Senufo female ancestor figure (Indianapolis Museum of Art)
|Female ancestor figure|
|Dimensions||105.85 cm × 20 cm × 9.5 cm (41.675 in × 8 in × 3.75 in)|
|Location||Indianapolis Museum of Art, Indianapolis|
This wooden female ancestor figure by an unknown Senufo artisan is part of the African collection of the Indianapolis Museum of Art, which is in Indianapolis, Indiana. Carved in the first half of the 20th century, it displays the artist's skill with form and respect for the powerful female half of the primordial couple.
Romare Bearden once declared of this statue that "It’s the rhythms . . . that are so beautiful: the head and the two breasts, the length of the arms coming down to her waist." The figure is beautifully balanced and proportioned, with an arched back leading down from her delicate head to the weighty fists on her hips. This combination of strength and grace is fitting for the Mother Ancestor of the Senufo. She is heavily ornamented, with a helmetlike hairstyle, armlets, lip plug, and body markings across her torso, breasts, and temples. She has sharply conical breasts to signify her ideal womanhood and long arms to show that she is a caretaker.
As half of the ancestral couple of the Senufo people, this statue would have been kept with her mate in a shrine.
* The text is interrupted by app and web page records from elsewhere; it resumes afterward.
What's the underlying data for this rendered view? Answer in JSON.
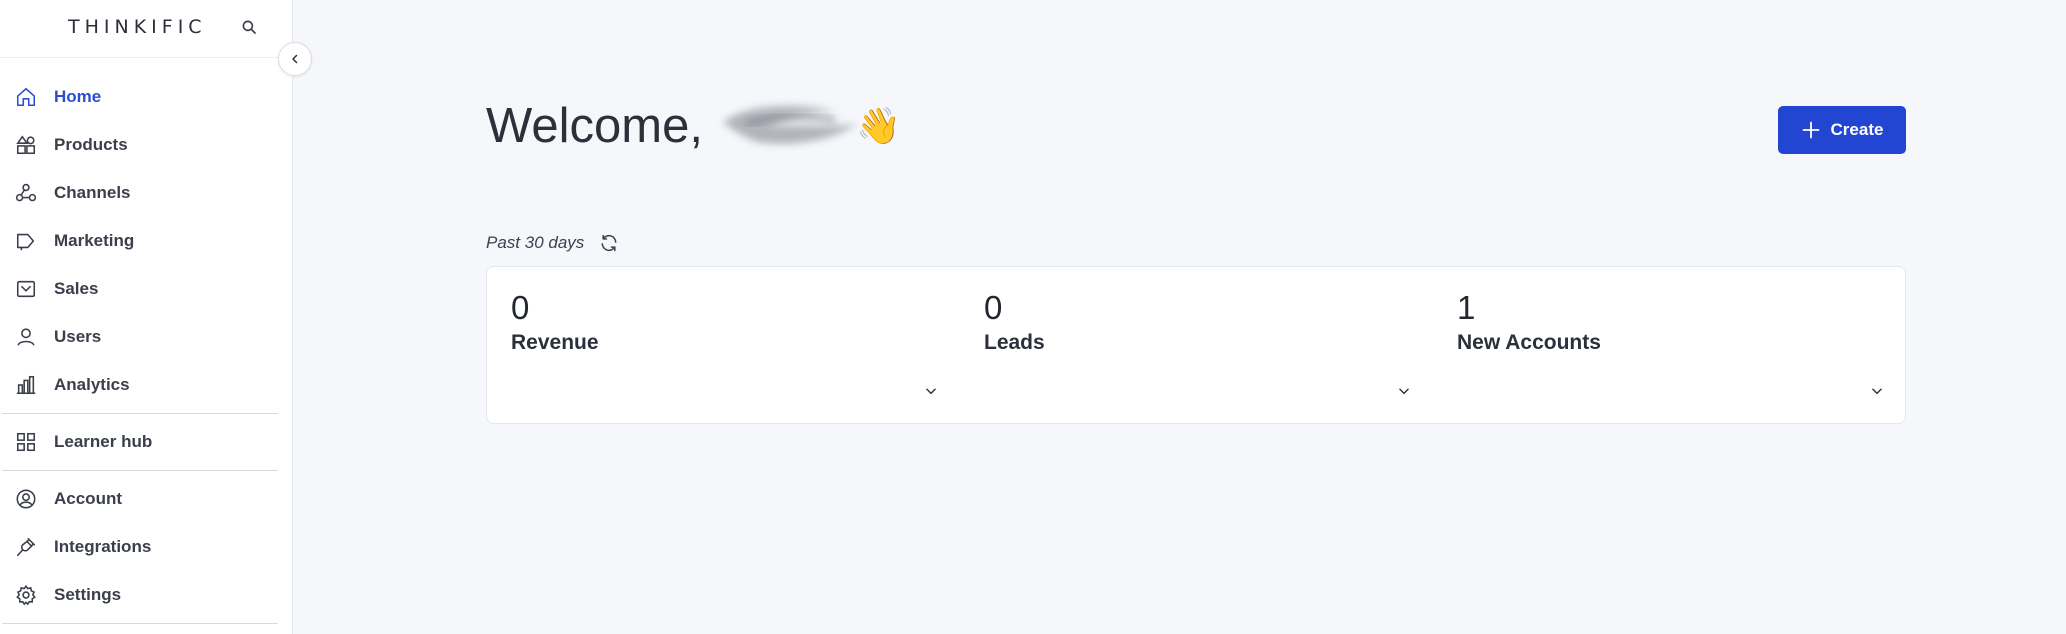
{
  "brand": {
    "logo": "THINKIFIC",
    "search_icon": "search-icon"
  },
  "sidebar": {
    "collapse_icon": "chevron-left-icon",
    "items": [
      {
        "label": "Home",
        "icon": "home-icon",
        "active": true
      },
      {
        "label": "Products",
        "icon": "products-icon"
      },
      {
        "label": "Channels",
        "icon": "channels-icon"
      },
      {
        "label": "Marketing",
        "icon": "marketing-icon"
      },
      {
        "label": "Sales",
        "icon": "sales-icon"
      },
      {
        "label": "Users",
        "icon": "user-icon"
      },
      {
        "label": "Analytics",
        "icon": "analytics-icon"
      },
      {
        "label": "Learner hub",
        "icon": "grid-icon"
      },
      {
        "label": "Account",
        "icon": "account-icon"
      },
      {
        "label": "Integrations",
        "icon": "plug-icon"
      },
      {
        "label": "Settings",
        "icon": "gear-icon"
      }
    ]
  },
  "main": {
    "welcome": "Welcome,",
    "wave": "👋",
    "create_button": "Create",
    "period": "Past 30 days",
    "stats": [
      {
        "value": "0",
        "label": "Revenue"
      },
      {
        "value": "0",
        "label": "Leads"
      },
      {
        "value": "1",
        "label": "New Accounts"
      }
    ]
  },
  "colors": {
    "accent": "#2346d2",
    "active_nav": "#2b4fd1",
    "background": "#f6f7fb"
  }
}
The pair would only be taken out for special occasions such as funeral processions, when the newly dead were initiated into the spirit world. During these processions, the statue would be alternately swung from side to side and struck against the ground to serve as percussion.
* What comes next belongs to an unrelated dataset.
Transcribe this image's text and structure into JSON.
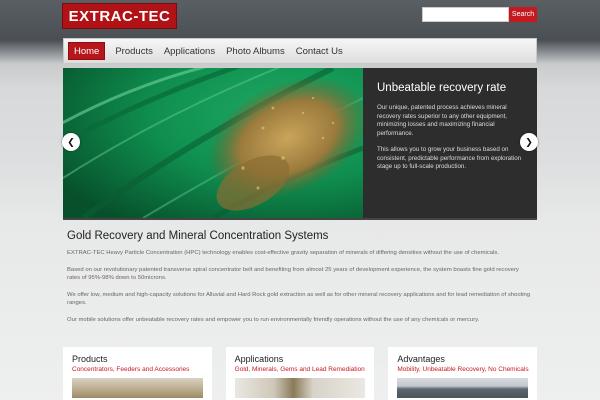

This work entered the IMA's collection in 1999 thanks to the Mr. and Mrs. Richard Crane Fund, the Anonymous Art Fund, the Mary V. Black Art Endowment Fund, the Lucille Stewart Endowed Art Fund, the Mrs. Pierre F. Goodrich Endowed Art Fund, and the General Endowed Art Fund. It now has the accession number 1999.31 and is on display in the Eiteljorg Suite of African and Oceanic Art. It was heralded as a highlight of the collection when the gallery first opened in 2000.
The figure's lower legs, feet, and a probable circular wooden base have eroded away due to a combination of water and insect damage, which also left the legs discolored. Its surface has been darkened by extensive handling and the tropical conditions of Ivory Coast.
- Lee, Ellen Wardwell; Robinson, Anne (2005). Indianapolis Museum of Art: Highlights of the Collection. Indianapolis: Indianapolis Museum of Art. ISBN 0936260777.
- "female ancestor figure". Indianapolis Museum of Art. Retrieved 6 June 2013.
- "Eiteljorg Gallery of African Art Opens Tomorrow". Indepth Art News. 19 Aug 2000. Retrieved 6 June 2013.